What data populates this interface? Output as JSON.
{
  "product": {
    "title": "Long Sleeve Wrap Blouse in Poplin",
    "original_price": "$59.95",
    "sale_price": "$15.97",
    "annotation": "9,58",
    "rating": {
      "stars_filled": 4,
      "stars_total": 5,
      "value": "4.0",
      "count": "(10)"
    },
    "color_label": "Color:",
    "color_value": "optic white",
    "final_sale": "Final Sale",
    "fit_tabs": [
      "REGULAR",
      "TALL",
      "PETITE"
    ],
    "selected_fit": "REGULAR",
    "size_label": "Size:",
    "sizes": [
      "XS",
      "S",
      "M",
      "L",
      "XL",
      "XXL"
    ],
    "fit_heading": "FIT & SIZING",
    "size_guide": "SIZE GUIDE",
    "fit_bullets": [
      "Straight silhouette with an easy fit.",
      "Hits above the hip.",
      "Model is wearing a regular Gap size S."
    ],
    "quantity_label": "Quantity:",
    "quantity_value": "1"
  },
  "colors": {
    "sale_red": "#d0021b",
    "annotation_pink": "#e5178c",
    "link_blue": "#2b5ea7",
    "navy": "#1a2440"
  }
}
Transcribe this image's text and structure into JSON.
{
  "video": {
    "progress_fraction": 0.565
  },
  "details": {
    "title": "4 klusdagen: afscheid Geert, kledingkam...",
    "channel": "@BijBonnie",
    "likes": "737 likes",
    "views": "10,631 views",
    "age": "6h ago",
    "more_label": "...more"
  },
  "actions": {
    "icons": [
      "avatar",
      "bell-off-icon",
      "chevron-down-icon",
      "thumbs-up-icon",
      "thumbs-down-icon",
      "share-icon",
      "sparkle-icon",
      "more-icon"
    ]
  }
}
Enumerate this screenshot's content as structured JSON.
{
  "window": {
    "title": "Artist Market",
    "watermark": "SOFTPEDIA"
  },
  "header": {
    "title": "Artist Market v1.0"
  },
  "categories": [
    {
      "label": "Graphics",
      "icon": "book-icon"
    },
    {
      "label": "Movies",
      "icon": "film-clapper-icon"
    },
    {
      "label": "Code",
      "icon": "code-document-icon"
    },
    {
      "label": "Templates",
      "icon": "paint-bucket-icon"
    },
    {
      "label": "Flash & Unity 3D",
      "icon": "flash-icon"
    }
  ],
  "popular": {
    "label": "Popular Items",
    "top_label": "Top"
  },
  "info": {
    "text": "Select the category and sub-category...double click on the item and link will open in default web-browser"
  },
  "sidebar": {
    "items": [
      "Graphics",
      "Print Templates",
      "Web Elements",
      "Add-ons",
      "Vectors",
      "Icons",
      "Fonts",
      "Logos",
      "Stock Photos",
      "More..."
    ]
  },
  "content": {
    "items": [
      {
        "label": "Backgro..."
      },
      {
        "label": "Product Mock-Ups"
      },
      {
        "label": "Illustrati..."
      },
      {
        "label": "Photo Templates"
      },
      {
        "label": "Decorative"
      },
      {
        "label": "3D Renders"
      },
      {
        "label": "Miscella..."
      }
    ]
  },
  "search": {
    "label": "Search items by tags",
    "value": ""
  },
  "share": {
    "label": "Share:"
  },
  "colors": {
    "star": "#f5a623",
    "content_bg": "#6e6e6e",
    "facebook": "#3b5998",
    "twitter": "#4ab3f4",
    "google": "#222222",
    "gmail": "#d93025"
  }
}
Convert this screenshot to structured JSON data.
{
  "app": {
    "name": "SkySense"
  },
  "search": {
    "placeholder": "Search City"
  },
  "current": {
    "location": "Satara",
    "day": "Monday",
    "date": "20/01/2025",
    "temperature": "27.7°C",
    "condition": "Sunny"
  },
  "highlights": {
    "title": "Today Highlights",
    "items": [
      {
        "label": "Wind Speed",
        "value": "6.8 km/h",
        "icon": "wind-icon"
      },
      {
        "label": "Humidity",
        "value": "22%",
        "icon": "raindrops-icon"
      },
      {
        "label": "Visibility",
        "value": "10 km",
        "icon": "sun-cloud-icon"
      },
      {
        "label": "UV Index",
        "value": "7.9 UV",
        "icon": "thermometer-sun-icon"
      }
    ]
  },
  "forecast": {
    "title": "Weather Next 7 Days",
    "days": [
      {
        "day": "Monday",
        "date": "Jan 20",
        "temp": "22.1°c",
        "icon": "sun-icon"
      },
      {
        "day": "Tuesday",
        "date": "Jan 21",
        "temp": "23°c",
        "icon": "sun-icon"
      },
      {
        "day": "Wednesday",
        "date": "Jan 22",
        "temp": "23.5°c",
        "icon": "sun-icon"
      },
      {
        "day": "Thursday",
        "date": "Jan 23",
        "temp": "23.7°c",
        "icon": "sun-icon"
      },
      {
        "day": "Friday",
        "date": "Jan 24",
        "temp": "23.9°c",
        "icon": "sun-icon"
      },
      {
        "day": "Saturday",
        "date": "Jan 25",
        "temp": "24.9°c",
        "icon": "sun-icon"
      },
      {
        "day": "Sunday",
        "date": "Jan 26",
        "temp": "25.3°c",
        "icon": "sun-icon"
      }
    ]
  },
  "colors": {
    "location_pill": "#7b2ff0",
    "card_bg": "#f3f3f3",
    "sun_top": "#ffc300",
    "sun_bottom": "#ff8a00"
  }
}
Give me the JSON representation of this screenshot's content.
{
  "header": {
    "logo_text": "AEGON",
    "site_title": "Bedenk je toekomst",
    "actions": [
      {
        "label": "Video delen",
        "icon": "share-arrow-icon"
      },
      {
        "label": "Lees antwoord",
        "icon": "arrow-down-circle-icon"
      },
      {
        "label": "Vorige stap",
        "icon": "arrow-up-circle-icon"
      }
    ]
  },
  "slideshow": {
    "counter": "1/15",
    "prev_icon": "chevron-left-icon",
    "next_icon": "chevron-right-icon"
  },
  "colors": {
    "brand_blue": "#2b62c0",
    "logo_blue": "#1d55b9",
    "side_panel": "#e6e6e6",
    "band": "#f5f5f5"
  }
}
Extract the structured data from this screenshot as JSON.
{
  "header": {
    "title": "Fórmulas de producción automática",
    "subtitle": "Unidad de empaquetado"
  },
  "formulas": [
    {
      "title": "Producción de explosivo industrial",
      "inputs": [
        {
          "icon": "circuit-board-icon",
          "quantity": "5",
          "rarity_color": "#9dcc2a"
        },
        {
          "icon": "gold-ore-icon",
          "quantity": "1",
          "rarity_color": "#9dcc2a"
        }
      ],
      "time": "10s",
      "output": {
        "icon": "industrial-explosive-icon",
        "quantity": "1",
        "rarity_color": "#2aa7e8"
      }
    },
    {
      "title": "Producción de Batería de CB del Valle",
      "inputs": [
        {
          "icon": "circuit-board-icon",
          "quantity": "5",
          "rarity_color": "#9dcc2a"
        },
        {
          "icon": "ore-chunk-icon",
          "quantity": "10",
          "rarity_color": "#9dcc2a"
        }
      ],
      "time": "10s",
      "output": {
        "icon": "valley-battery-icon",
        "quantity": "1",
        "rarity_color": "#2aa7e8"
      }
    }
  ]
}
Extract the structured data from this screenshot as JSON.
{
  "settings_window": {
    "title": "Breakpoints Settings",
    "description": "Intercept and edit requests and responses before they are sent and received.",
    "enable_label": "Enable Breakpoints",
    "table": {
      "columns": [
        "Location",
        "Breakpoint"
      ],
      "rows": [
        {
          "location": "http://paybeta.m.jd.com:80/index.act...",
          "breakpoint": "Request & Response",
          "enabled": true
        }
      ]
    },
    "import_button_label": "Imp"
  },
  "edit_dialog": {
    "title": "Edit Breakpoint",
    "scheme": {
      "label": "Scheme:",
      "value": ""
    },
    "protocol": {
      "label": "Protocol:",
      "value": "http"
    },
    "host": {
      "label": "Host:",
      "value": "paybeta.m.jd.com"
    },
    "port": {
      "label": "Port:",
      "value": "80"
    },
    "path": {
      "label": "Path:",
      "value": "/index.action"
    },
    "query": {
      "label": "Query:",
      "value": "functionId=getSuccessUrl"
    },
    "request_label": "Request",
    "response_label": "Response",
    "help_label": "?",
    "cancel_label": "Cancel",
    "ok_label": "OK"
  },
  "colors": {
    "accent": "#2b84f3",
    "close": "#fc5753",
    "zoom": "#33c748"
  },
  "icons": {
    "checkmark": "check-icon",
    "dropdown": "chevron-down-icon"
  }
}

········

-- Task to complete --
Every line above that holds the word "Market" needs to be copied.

-- Result --
    "title": "Artist Market",
    "title": "Artist Market v1.0"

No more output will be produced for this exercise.